## Data

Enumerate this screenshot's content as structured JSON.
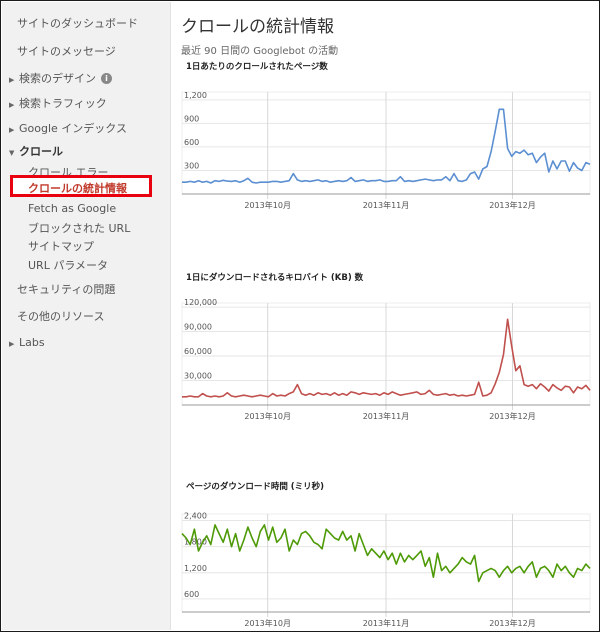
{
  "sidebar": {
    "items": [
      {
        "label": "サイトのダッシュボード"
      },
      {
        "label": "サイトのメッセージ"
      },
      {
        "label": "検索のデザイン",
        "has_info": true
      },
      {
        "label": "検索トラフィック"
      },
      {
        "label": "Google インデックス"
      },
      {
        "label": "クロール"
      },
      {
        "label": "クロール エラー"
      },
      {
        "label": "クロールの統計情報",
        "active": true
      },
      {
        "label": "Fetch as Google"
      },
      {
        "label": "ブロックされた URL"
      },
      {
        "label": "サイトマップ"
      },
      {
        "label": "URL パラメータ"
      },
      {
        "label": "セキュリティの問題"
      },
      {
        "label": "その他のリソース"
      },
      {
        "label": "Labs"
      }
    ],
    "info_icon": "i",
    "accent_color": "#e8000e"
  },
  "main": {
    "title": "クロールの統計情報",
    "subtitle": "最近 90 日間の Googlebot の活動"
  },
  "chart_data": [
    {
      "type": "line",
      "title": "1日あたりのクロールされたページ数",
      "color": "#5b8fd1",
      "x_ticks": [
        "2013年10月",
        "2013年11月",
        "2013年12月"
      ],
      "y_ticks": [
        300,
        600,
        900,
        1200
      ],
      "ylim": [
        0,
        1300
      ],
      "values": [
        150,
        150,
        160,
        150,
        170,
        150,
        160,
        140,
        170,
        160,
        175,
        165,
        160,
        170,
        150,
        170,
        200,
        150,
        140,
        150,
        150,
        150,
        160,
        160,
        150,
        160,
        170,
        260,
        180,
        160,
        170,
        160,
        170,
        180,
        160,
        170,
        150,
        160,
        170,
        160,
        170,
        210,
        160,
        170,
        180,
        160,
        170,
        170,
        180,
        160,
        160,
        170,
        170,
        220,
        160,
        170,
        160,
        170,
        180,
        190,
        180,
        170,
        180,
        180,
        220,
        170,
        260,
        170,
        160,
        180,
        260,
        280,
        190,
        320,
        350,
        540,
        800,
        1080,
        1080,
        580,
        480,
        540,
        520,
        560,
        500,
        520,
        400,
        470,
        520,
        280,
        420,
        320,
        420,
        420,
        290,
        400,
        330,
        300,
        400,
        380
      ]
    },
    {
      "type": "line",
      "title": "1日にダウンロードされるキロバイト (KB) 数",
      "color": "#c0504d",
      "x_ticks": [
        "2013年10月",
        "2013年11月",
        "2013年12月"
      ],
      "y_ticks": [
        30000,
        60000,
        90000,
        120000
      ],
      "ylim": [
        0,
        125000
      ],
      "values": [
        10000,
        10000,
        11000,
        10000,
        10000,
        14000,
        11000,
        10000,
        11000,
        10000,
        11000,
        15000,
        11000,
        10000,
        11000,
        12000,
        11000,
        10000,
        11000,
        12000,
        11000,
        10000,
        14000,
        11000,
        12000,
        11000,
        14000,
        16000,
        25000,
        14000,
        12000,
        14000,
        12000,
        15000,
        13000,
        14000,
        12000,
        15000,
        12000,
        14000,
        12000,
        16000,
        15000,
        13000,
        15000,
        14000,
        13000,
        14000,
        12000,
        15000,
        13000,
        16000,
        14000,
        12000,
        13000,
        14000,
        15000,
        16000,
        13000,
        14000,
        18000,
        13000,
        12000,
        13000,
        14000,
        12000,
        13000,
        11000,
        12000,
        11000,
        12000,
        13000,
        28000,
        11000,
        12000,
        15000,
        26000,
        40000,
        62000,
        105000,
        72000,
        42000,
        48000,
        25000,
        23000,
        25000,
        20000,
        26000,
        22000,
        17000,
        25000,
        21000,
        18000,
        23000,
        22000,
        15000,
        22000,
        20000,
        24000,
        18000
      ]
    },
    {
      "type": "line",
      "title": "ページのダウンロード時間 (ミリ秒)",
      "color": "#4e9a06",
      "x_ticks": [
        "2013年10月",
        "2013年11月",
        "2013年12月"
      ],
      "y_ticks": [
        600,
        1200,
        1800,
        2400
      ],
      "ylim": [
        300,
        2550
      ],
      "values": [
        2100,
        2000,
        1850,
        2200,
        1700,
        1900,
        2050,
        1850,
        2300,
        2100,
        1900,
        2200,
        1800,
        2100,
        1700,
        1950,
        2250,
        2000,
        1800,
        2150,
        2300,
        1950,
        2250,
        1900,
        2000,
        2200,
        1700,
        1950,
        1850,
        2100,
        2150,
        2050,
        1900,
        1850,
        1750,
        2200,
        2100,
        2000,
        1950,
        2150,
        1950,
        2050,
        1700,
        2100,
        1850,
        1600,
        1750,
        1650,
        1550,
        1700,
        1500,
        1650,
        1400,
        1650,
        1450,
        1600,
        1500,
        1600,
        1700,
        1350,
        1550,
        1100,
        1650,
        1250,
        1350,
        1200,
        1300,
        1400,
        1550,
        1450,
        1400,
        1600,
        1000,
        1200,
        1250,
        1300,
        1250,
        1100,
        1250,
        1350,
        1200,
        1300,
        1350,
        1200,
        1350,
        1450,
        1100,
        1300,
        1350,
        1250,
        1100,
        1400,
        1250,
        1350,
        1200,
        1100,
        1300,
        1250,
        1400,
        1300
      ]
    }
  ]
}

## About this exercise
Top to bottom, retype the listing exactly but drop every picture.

## Answer to this problem
Enumerate this screenshot's content as structured JSON.
{
  "sidebar": {
    "items": [
      {
        "label": "サイトのダッシュボード"
      },
      {
        "label": "サイトのメッセージ"
      },
      {
        "label": "検索のデザイン",
        "has_info": true
      },
      {
        "label": "検索トラフィック"
      },
      {
        "label": "Google インデックス"
      },
      {
        "label": "クロール"
      },
      {
        "label": "クロール エラー"
      },
      {
        "label": "クロールの統計情報",
        "active": true
      },
      {
        "label": "Fetch as Google"
      },
      {
        "label": "ブロックされた URL"
      },
      {
        "label": "サイトマップ"
      },
      {
        "label": "URL パラメータ"
      },
      {
        "label": "セキュリティの問題"
      },
      {
        "label": "その他のリソース"
      },
      {
        "label": "Labs"
      }
    ],
    "info_icon": "i",
    "accent_color": "#e8000e"
  },
  "main": {
    "title": "クロールの統計情報",
    "subtitle": "最近 90 日間の Googlebot の活動"
  },
  "chart_data": [
    {
      "type": "line",
      "title": "1日あたりのクロールされたページ数",
      "color": "#5b8fd1",
      "x_ticks": [
        "2013年10月",
        "2013年11月",
        "2013年12月"
      ],
      "y_ticks": [
        300,
        600,
        900,
        1200
      ],
      "ylim": [
        0,
        1300
      ],
      "values": [
        150,
        150,
        160,
        150,
        170,
        150,
        160,
        140,
        170,
        160,
        175,
        165,
        160,
        170,
        150,
        170,
        200,
        150,
        140,
        150,
        150,
        150,
        160,
        160,
        150,
        160,
        170,
        260,
        180,
        160,
        170,
        160,
        170,
        180,
        160,
        170,
        150,
        160,
        170,
        160,
        170,
        210,
        160,
        170,
        180,
        160,
        170,
        170,
        180,
        160,
        160,
        170,
        170,
        220,
        160,
        170,
        160,
        170,
        180,
        190,
        180,
        170,
        180,
        180,
        220,
        170,
        260,
        170,
        160,
        180,
        260,
        280,
        190,
        320,
        350,
        540,
        800,
        1080,
        1080,
        580,
        480,
        540,
        520,
        560,
        500,
        520,
        400,
        470,
        520,
        280,
        420,
        320,
        420,
        420,
        290,
        400,
        330,
        300,
        400,
        380
      ]
    },
    {
      "type": "line",
      "title": "1日にダウンロードされるキロバイト (KB) 数",
      "color": "#c0504d",
      "x_ticks": [
        "2013年10月",
        "2013年11月",
        "2013年12月"
      ],
      "y_ticks": [
        30000,
        60000,
        90000,
        120000
      ],
      "ylim": [
        0,
        125000
      ],
      "values": [
        10000,
        10000,
        11000,
        10000,
        10000,
        14000,
        11000,
        10000,
        11000,
        10000,
        11000,
        15000,
        11000,
        10000,
        11000,
        12000,
        11000,
        10000,
        11000,
        12000,
        11000,
        10000,
        14000,
        11000,
        12000,
        11000,
        14000,
        16000,
        25000,
        14000,
        12000,
        14000,
        12000,
        15000,
        13000,
        14000,
        12000,
        15000,
        12000,
        14000,
        12000,
        16000,
        15000,
        13000,
        15000,
        14000,
        13000,
        14000,
        12000,
        15000,
        13000,
        16000,
        14000,
        12000,
        13000,
        14000,
        15000,
        16000,
        13000,
        14000,
        18000,
        13000,
        12000,
        13000,
        14000,
        12000,
        13000,
        11000,
        12000,
        11000,
        12000,
        13000,
        28000,
        11000,
        12000,
        15000,
        26000,
        40000,
        62000,
        105000,
        72000,
        42000,
        48000,
        25000,
        23000,
        25000,
        20000,
        26000,
        22000,
        17000,
        25000,
        21000,
        18000,
        23000,
        22000,
        15000,
        22000,
        20000,
        24000,
        18000
      ]
    },
    {
      "type": "line",
      "title": "ページのダウンロード時間 (ミリ秒)",
      "color": "#4e9a06",
      "x_ticks": [
        "2013年10月",
        "2013年11月",
        "2013年12月"
      ],
      "y_ticks": [
        600,
        1200,
        1800,
        2400
      ],
      "ylim": [
        300,
        2550
      ],
      "values": [
        2100,
        2000,
        1850,
        2200,
        1700,
        1900,
        2050,
        1850,
        2300,
        2100,
        1900,
        2200,
        1800,
        2100,
        1700,
        1950,
        2250,
        2000,
        1800,
        2150,
        2300,
        1950,
        2250,
        1900,
        2000,
        2200,
        1700,
        1950,
        1850,
        2100,
        2150,
        2050,
        1900,
        1850,
        1750,
        2200,
        2100,
        2000,
        1950,
        2150,
        1950,
        2050,
        1700,
        2100,
        1850,
        1600,
        1750,
        1650,
        1550,
        1700,
        1500,
        1650,
        1400,
        1650,
        1450,
        1600,
        1500,
        1600,
        1700,
        1350,
        1550,
        1100,
        1650,
        1250,
        1350,
        1200,
        1300,
        1400,
        1550,
        1450,
        1400,
        1600,
        1000,
        1200,
        1250,
        1300,
        1250,
        1100,
        1250,
        1350,
        1200,
        1300,
        1350,
        1200,
        1350,
        1450,
        1100,
        1300,
        1350,
        1250,
        1100,
        1400,
        1250,
        1350,
        1200,
        1100,
        1300,
        1250,
        1400,
        1300
      ]
    }
  ]
}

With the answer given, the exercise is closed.